GIVEN RECORDS

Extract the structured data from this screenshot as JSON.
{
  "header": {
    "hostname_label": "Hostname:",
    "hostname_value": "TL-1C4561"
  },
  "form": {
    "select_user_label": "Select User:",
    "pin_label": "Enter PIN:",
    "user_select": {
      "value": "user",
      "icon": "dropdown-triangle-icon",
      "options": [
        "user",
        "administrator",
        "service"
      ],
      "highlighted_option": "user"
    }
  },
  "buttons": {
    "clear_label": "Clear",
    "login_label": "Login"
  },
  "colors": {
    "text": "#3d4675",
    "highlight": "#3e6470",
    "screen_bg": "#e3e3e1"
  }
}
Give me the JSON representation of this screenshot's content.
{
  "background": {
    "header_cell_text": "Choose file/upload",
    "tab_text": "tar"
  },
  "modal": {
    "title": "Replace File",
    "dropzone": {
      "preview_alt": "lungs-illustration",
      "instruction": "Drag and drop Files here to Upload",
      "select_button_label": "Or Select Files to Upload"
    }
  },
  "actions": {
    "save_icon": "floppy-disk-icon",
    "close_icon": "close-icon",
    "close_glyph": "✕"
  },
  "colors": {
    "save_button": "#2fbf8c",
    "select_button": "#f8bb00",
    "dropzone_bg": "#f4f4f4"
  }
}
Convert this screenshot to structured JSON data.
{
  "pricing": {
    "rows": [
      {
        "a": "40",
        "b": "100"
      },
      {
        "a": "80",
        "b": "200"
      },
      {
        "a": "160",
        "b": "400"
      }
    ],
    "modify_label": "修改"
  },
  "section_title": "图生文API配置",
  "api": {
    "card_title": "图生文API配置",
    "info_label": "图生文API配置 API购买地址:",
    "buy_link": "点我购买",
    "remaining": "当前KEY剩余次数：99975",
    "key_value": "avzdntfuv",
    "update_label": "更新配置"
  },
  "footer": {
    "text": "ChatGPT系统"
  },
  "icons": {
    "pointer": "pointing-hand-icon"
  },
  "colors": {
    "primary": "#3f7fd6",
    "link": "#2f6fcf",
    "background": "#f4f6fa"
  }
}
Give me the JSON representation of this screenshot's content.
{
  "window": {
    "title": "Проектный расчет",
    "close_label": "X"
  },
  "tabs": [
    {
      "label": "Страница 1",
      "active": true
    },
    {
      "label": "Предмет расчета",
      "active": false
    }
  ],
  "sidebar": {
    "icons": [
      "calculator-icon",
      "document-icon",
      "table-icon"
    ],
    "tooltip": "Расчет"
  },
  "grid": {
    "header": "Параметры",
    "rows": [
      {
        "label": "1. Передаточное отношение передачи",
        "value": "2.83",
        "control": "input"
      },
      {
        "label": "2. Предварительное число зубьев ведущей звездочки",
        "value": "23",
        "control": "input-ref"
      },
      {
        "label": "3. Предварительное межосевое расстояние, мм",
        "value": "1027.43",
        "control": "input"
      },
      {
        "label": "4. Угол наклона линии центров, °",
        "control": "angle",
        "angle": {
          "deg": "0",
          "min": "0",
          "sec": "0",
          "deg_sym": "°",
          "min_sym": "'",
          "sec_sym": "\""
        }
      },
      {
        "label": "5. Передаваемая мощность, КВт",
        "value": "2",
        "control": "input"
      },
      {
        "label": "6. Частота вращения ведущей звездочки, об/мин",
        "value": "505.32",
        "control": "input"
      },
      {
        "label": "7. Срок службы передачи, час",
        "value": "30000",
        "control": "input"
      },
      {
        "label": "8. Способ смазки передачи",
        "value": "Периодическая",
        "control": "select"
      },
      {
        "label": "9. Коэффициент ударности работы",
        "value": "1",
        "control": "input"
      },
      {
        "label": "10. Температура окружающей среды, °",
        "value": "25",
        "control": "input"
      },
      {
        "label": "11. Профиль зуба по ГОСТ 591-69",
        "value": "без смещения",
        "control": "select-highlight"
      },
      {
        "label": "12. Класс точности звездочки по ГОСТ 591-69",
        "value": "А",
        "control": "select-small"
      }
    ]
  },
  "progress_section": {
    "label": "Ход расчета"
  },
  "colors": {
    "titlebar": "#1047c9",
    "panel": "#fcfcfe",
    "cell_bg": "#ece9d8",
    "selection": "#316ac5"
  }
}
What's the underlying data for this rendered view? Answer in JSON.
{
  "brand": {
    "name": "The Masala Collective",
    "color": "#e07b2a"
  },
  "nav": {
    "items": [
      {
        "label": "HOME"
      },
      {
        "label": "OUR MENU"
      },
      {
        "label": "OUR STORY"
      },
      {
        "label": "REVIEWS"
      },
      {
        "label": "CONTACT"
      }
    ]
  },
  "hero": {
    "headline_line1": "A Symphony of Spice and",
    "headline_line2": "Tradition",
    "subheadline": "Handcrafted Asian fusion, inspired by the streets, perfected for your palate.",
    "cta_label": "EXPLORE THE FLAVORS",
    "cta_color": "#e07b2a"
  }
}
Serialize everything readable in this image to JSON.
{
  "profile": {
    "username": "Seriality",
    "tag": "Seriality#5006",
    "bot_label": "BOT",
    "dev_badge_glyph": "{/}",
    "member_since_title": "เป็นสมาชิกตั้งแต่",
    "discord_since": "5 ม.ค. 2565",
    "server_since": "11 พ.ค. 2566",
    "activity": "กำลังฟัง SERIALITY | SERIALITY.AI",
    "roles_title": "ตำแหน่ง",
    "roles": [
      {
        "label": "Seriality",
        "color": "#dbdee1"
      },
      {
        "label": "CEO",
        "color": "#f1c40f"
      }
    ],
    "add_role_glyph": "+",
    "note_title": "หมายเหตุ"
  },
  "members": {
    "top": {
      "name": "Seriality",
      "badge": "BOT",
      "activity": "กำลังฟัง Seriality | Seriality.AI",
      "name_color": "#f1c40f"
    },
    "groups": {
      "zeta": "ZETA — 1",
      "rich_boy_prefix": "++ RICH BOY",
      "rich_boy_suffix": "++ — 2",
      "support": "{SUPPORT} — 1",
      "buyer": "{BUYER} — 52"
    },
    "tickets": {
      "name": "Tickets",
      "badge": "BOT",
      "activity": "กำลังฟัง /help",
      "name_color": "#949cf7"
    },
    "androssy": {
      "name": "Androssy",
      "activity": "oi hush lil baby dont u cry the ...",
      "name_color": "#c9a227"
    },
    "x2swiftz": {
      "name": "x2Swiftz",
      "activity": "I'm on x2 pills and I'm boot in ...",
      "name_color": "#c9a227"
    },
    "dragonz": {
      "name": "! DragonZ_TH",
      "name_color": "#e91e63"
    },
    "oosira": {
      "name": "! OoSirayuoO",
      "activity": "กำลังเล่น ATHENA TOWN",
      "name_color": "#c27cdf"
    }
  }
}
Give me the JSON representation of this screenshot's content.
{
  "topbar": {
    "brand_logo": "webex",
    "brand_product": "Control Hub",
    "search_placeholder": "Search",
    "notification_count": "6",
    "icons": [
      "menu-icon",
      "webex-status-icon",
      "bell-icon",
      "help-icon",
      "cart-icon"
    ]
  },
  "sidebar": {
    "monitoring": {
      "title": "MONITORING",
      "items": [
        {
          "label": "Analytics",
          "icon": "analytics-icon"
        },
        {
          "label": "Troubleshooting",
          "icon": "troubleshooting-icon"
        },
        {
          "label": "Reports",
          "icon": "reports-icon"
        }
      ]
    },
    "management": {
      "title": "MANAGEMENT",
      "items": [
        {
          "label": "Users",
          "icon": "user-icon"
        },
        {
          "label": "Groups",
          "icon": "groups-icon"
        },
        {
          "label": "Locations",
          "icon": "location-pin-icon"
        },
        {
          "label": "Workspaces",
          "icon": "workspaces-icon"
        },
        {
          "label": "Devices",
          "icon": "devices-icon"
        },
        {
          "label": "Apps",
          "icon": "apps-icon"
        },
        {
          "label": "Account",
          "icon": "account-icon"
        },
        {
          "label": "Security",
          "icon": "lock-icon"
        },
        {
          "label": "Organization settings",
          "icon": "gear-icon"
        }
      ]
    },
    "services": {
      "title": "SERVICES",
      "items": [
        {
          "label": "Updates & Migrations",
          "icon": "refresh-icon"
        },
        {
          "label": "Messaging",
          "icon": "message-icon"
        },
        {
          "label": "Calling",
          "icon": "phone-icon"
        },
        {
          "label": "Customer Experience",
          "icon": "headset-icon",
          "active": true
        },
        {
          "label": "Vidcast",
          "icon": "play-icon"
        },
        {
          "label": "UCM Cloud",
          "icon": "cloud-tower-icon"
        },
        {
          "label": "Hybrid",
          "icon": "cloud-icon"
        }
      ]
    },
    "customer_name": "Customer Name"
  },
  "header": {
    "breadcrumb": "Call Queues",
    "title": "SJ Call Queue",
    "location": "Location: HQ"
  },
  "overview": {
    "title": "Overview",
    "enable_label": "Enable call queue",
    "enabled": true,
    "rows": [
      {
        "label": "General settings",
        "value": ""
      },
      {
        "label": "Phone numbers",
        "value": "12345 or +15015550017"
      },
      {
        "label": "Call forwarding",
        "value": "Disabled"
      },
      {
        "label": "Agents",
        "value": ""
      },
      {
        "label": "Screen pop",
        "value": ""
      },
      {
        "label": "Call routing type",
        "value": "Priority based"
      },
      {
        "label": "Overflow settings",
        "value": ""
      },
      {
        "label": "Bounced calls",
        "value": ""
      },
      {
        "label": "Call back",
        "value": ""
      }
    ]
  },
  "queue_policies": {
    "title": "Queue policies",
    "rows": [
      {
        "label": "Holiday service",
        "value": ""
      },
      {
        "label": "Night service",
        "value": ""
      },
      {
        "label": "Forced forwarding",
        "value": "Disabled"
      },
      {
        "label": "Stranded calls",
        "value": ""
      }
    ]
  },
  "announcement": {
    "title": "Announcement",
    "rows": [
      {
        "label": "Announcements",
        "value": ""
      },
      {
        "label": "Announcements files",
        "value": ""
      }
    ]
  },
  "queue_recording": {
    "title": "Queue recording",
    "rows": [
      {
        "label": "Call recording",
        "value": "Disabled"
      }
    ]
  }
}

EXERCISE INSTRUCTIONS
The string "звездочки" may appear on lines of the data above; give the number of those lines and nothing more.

ANSWER TO THIS EXERCISE
3